Writing About Media—Advertisements, Film/Television, and Music (73)
The form for essays that analyze these types of media is much like that of essays analyzing literature—see “Writing About Literature (71a and 71b). However, the approach, terminology, and information can be very different. The purpose of this tutorial is to give you some points to consider when writing about media.
How are the images of any or all of these groups presented?
What does their presence or absence say about the advertisement?
What do the words say or not say? What is missing from the ad?
What do colors and other facts say?
Questions you should ask about advertisements:
Who is the audience? How can you tell? What assumptions do the advertisers make about the audience?
Is this a populist or elitist advertisement? How can you tell? What tradition or standards does it rely upon to be understood in these terms?
What is your prior knowledge of the product? How does this help you understand the ad’s meaning? How might other readers respond? How does personal experience affect interpretation?
In what ways is the ad designed to manipulate you into buying the product? What emotions and desires does it play upon?
What unstated messages does the ad convey? What themes does it employ? What does the ad tell us about culture?
Writing About Film/Television To effectively write about these types of media, you must make the distinction between two terms used by critics: elements and criteria.
The element is the aspect of a film or television show being analyzed.
The criteria are the standards by which that element will be evaluated.
Film and television analyses use many of the same terms and approaches as does literary analysis. Therefore, you can write about these types of media discussing theme, plot, or characterization in the same way as you would literature.
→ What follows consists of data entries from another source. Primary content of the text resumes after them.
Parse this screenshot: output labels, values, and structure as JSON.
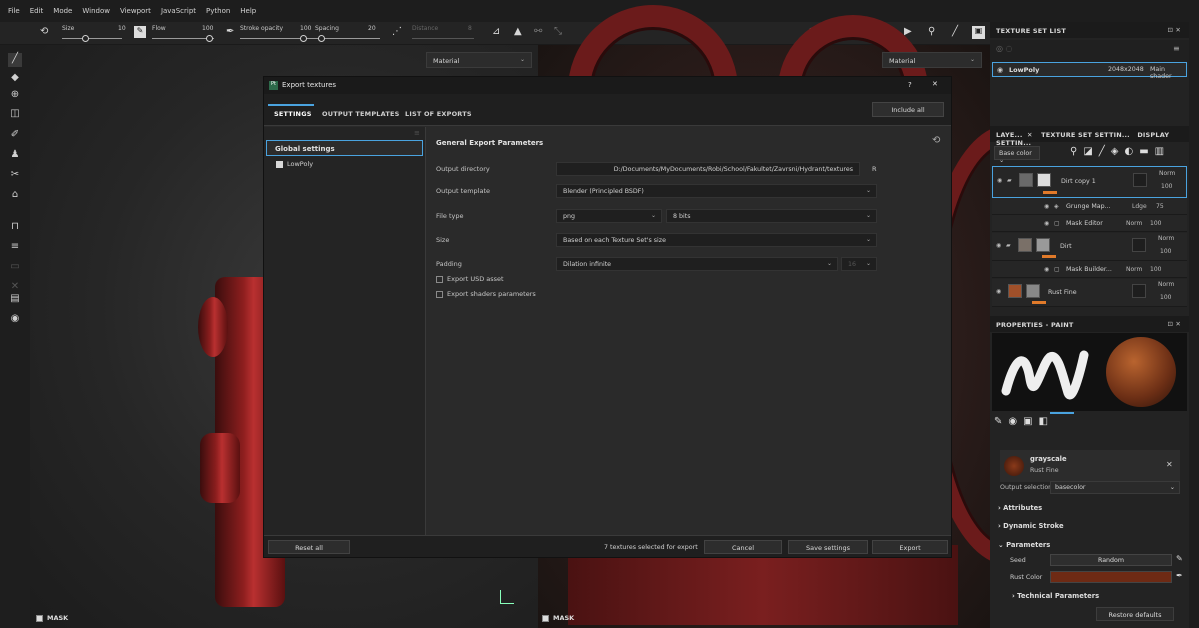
{
  "menu": [
    "File",
    "Edit",
    "Mode",
    "Window",
    "Viewport",
    "JavaScript",
    "Python",
    "Help"
  ],
  "toolbar": {
    "size_label": "Size",
    "size_value": "10",
    "flow_label": "Flow",
    "flow_value": "100",
    "stroke_label": "Stroke opacity",
    "stroke_value": "100",
    "spacing_label": "Spacing",
    "spacing_value": "20",
    "distance_label": "Distance",
    "distance_value": "8"
  },
  "viewport": {
    "material_left": "Material",
    "material_right": "Material",
    "mask_left": "MASK",
    "mask_right": "MASK"
  },
  "dialog": {
    "title": "Export textures",
    "tabs": [
      "SETTINGS",
      "OUTPUT TEMPLATES",
      "LIST OF EXPORTS"
    ],
    "include_all": "Include all",
    "global_settings": "Global settings",
    "texture_set": "LowPoly",
    "section_title": "General Export Parameters",
    "params": {
      "output_directory_label": "Output directory",
      "output_directory_value": "D:/Documents/MyDocuments/Robi/School/Fakultet/Zavrsni/Hydrant/textures",
      "output_directory_btn": "R",
      "output_template_label": "Output template",
      "output_template_value": "Blender (Principled BSDF)",
      "file_type_label": "File type",
      "file_type_value": "png",
      "bits_value": "8 bits",
      "size_label": "Size",
      "size_value": "Based on each Texture Set's size",
      "padding_label": "Padding",
      "padding_value": "Dilation infinite",
      "padding_num": "16",
      "export_usd": "Export USD asset",
      "export_shaders": "Export shaders parameters"
    },
    "footer": {
      "reset": "Reset all",
      "status": "7 textures selected for export",
      "cancel": "Cancel",
      "save": "Save settings",
      "export": "Export"
    },
    "title_help": "?",
    "title_close": "✕"
  },
  "texture_set_list": {
    "title": "TEXTURE SET LIST",
    "name": "LowPoly",
    "resolution": "2048x2048",
    "shader": "Main shader"
  },
  "layers": {
    "tabs": [
      "LAYE...",
      "TEXTURE SET SETTIN...",
      "DISPLAY SETTIN..."
    ],
    "channel": "Base color",
    "items": [
      {
        "name": "Dirt copy 1",
        "blend": "Norm",
        "opacity": "100"
      },
      {
        "name": "Grunge Map...",
        "blend": "Ldge",
        "opacity": "75"
      },
      {
        "name": "Mask Editor",
        "blend": "Norm",
        "opacity": "100"
      },
      {
        "name": "Dirt",
        "blend": "Norm",
        "opacity": "100"
      },
      {
        "name": "Mask Builder...",
        "blend": "Norm",
        "opacity": "100"
      },
      {
        "name": "Rust Fine",
        "blend": "Norm",
        "opacity": "100"
      }
    ]
  },
  "properties": {
    "title": "PROPERTIES - PAINT",
    "material_name": "grayscale",
    "material_sub": "Rust Fine",
    "output_selection_label": "Output selection",
    "output_selection_value": "basecolor",
    "attributes": "Attributes",
    "dynamic_stroke": "Dynamic Stroke",
    "parameters": "Parameters",
    "seed_label": "Seed",
    "seed_value": "Random",
    "rust_color_label": "Rust Color",
    "technical_parameters": "Technical Parameters",
    "restore_defaults": "Restore defaults",
    "rust_color": "#6e2a14"
  }
}
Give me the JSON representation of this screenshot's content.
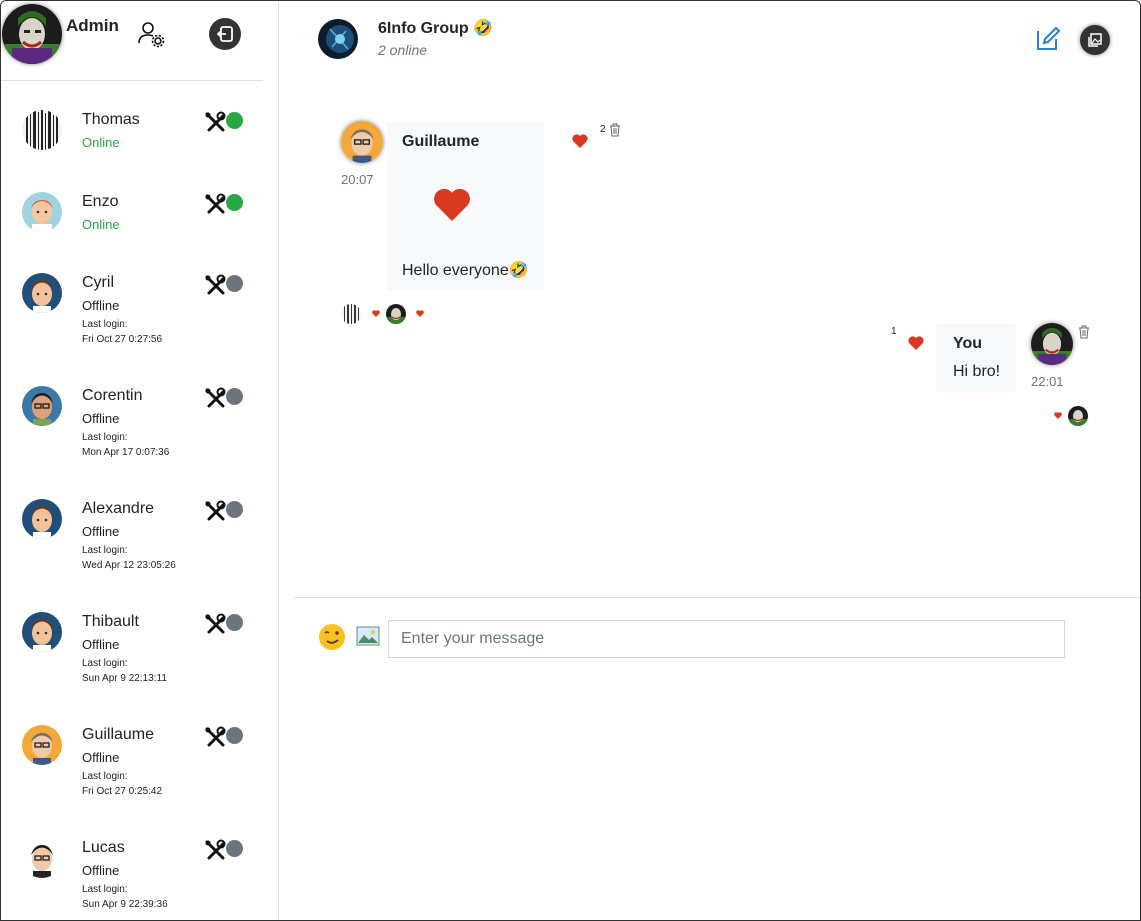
{
  "admin": {
    "name": "Admin"
  },
  "users": [
    {
      "name": "Thomas",
      "status": "Online",
      "online": true,
      "last_label": "",
      "last_login": "",
      "avatar": "barcode"
    },
    {
      "name": "Enzo",
      "status": "Online",
      "online": true,
      "last_label": "",
      "last_login": "",
      "avatar": "red-hair"
    },
    {
      "name": "Cyril",
      "status": "Offline",
      "online": false,
      "last_label": "Last login:",
      "last_login": "Fri Oct 27 0:27:56",
      "avatar": "brown-hair"
    },
    {
      "name": "Corentin",
      "status": "Offline",
      "online": false,
      "last_label": "Last login:",
      "last_login": "Mon Apr 17 0:07:36",
      "avatar": "glasses"
    },
    {
      "name": "Alexandre",
      "status": "Offline",
      "online": false,
      "last_label": "Last login:",
      "last_login": "Wed Apr 12 23:05:26",
      "avatar": "brown-hair"
    },
    {
      "name": "Thibault",
      "status": "Offline",
      "online": false,
      "last_label": "Last login:",
      "last_login": "Sun Apr 9 22:13:11",
      "avatar": "brown-hair"
    },
    {
      "name": "Guillaume",
      "status": "Offline",
      "online": false,
      "last_label": "Last login:",
      "last_login": "Fri Oct 27 0:25:42",
      "avatar": "gray-glasses"
    },
    {
      "name": "Lucas",
      "status": "Offline",
      "online": false,
      "last_label": "Last login:",
      "last_login": "Sun Apr 9 22:39:36",
      "avatar": "black-hair"
    }
  ],
  "chat": {
    "group_name": "6Info Group 🤣",
    "online_text": "2 online"
  },
  "messages": [
    {
      "author": "Guillaume",
      "time": "20:07",
      "text": "Hello everyone🤣",
      "reaction_count": "2"
    },
    {
      "author": "You",
      "time": "22:01",
      "text": "Hi bro!",
      "reaction_count": "1"
    }
  ],
  "composer": {
    "placeholder": "Enter your message"
  },
  "colors": {
    "online": "#28a745",
    "offline": "#6c757d",
    "heart": "#d9391e"
  }
}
Other elements and criteria that you can use to write about film and television are acting, cinematography, and soundtracks.